The next partner will also embody values that align with MHOA's, but also must fit within a few hard criteria for eligibility: it must be a registered 501C3, be within 50 miles of the Austin or Houston metropolitan areas, and propose a project equal to or smaller than 50 acres for master planning or 20,000 square feet for architecture and interior design.

“Our firm has always done our best to balance community-focused work in our project mix,” said Michael Hsu. “Similar to Austin Angels’ project, we’re looking for a partner who is actively contributing to our communities in Austin or Houston.”

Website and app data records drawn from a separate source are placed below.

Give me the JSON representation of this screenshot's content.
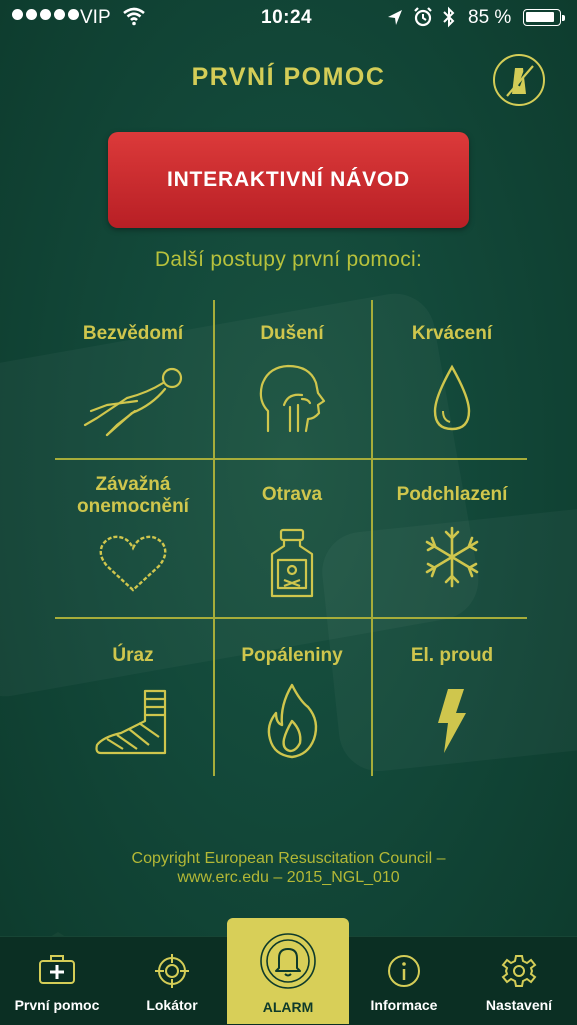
{
  "status_bar": {
    "carrier": "VIP",
    "time": "10:24",
    "battery_text": "85 %",
    "icons": [
      "signal-dots-icon",
      "wifi-icon",
      "location-icon",
      "alarm-clock-icon",
      "bluetooth-icon",
      "battery-icon"
    ]
  },
  "header": {
    "title": "PRVNÍ POMOC",
    "metronome_icon": "metronome-off-icon"
  },
  "cta": {
    "label": "INTERAKTIVNÍ NÁVOD"
  },
  "section_title": "Další postupy první pomoci:",
  "procedures": [
    {
      "label": "Bezvědomí",
      "icon": "unconscious-person-icon"
    },
    {
      "label": "Dušení",
      "icon": "choking-head-icon"
    },
    {
      "label": "Krvácení",
      "icon": "blood-drop-icon"
    },
    {
      "label": "Závažná onemocnění",
      "icon": "heart-icon"
    },
    {
      "label": "Otrava",
      "icon": "poison-bottle-icon"
    },
    {
      "label": "Podchlazení",
      "icon": "snowflake-icon"
    },
    {
      "label": "Úraz",
      "icon": "bandaged-foot-icon"
    },
    {
      "label": "Popáleniny",
      "icon": "flame-icon"
    },
    {
      "label": "El. proud",
      "icon": "lightning-icon"
    }
  ],
  "copyright": {
    "line1": "Copyright European Resuscitation Council –",
    "line2": "www.erc.edu – 2015_NGL_010"
  },
  "tabbar": {
    "tabs": [
      {
        "label": "První pomoc",
        "icon": "first-aid-kit-icon",
        "active": true
      },
      {
        "label": "Lokátor",
        "icon": "crosshair-icon",
        "active": false
      },
      {
        "label": "ALARM",
        "icon": "bell-icon",
        "active": false
      },
      {
        "label": "Informace",
        "icon": "info-icon",
        "active": false
      },
      {
        "label": "Nastavení",
        "icon": "gear-icon",
        "active": false
      }
    ]
  },
  "colors": {
    "background": "#0f4232",
    "accent": "#d4cd57",
    "cta": "#c9282e",
    "tabbar": "#0b2f23"
  }
}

MHOA has released a Request for Proposals (RFP) and is accepting applications until May 19 at 5 pm. It will also be accepting questions until April 14, and plans to start conduct shortlist interviews between June 5-9. The new partner should be announced on June 22, and services will start shortly thereafter in July.

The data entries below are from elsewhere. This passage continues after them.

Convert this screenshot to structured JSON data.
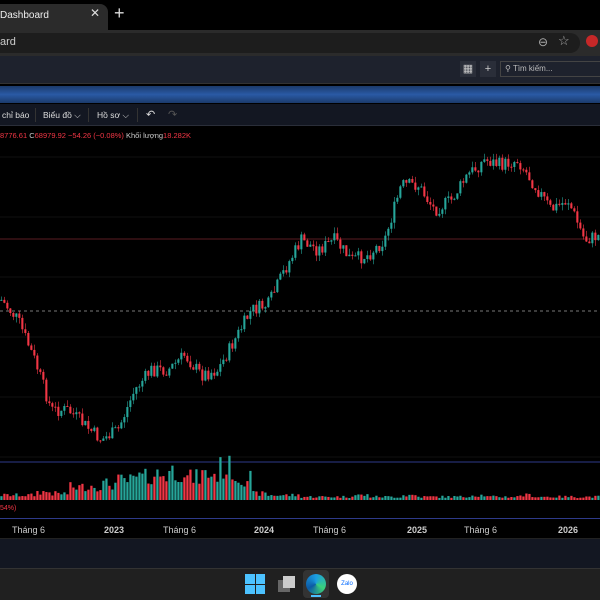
{
  "browser": {
    "tab_title": "Dashboard",
    "address": "ard",
    "close": "✕",
    "new_tab": "+"
  },
  "app": {
    "search_placeholder": "Tìm kiếm...",
    "grid_icon": "▦",
    "add": "+"
  },
  "toolbar": {
    "indicators": "chỉ báo",
    "chart": "Biểu đồ",
    "profile": "Hồ sơ",
    "undo": "↶",
    "redo": "↷",
    "chev": "⌵"
  },
  "legend": {
    "low": "8776.61",
    "close_label": "C",
    "close": "68979.92",
    "change": "−54.26 (−0.08%)",
    "volume_label": "Khối lượng",
    "volume": "18.282K"
  },
  "volume_pct": "54%)",
  "colors": {
    "up": "#26a69a",
    "down": "#f23645",
    "accent": "#2a5aa5"
  },
  "chart_data": {
    "type": "candlestick",
    "x_labels": [
      "Tháng 6",
      "2023",
      "Tháng 6",
      "2024",
      "Tháng 6",
      "2025",
      "Tháng 6",
      "2026"
    ],
    "close_path": [
      300,
      320,
      360,
      410,
      410,
      425,
      440,
      430,
      390,
      370,
      370,
      355,
      375,
      370,
      340,
      310,
      305,
      270,
      240,
      250,
      240,
      260,
      255,
      240,
      185,
      185,
      210,
      200,
      175,
      160,
      165,
      160,
      185,
      210,
      200,
      240,
      235
    ],
    "price_note": "relative index values (inverted scale), price axis not visible",
    "volume_profile": [
      3,
      3,
      5,
      4,
      8,
      9,
      10,
      12,
      14,
      16,
      18,
      14,
      16,
      20,
      14,
      4,
      3,
      3,
      2,
      2,
      2,
      3,
      2,
      2,
      3,
      2,
      2,
      2,
      3,
      2,
      2,
      3,
      2,
      2,
      2,
      2,
      2
    ]
  },
  "taskbar": {
    "zalo": "Zalo"
  }
}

Willie Nelson receives prestigious honor and inaugural endowment at UT Austin

Willie forever

Willie Nelson has earned countless awards for his seven-decade music career, but the legend is also well known for his activism — particularly in the areas of farming and food security. In recognition of his longtime advocacy work, the LBJ Foundation will present its most prestigious honor, the LBJ Liberty & Justice for All Award to Nelson this spring.

The award will be presented at a special gala tribute dinner on Friday, May 12, 2023, which in turn will benefit the newly established Willie Nelson Endowment for Uplifting Rural Communities at the LBJ School of Public Affairs, a part of The University of Texas at Austin.

According to a release, the endowment will fund research and student fellowships focused on sustainable agriculture, eliminating hunger, resilient energy, sustainable water, and natural disaster recovery to benefit rural and farm communities.

Along with Neil Young and John Mellencamp, Nelson organized the first Farm Aid concert in 1985 to raise funds for struggling farmers, which has since raised over $70 million for those who own and operate family farms throughout the United States. He has also helped raise millions around disaster relief, for families of the victims of the 9/11 attacks and for veterans, as well as working toward environmental and animal advocacy, and voting rights. His Luck Family Foundation provides financial grant assistance and other resources to artists, organizations, and programs in need, donating proceeds from Luck Reunion events to Farm Aid and other longtime charity partners like the Texas Food & Wine Alliance.

“Willie Nelson is a national treasure who gained fame through his sheer musical talent and won hearts as someone who truly cares about the lives of his fellow Americans," says Larry Temple, Chairman of the LBJ Foundation Board of Trustees, via release. "A product of rural Texas, Willie has never forgotten where he comes from. His longtime efforts to raise money and awareness for family farmers through Farm Aid and numerous other endeavors to help those in need throughout his career make him a true inspiration.”

The dinner will honor Nelson's lifelong support for rural communities, embodying President Lyndon Baines Johnson's commitment to public service, particularly in the areas of farming and food security. With their similar backgrounds as rural Texans, both President Johnson and Nelson shared a keen awareness of the struggles of those who work in the agricultural industry.

“The bounty of the earth is the foundation of our economy," President Johnson shared in a 1965 Special Message to Congress on Agriculture. "Programs in every aspect of our nation’s life depend on the abundant harvests of our farms.”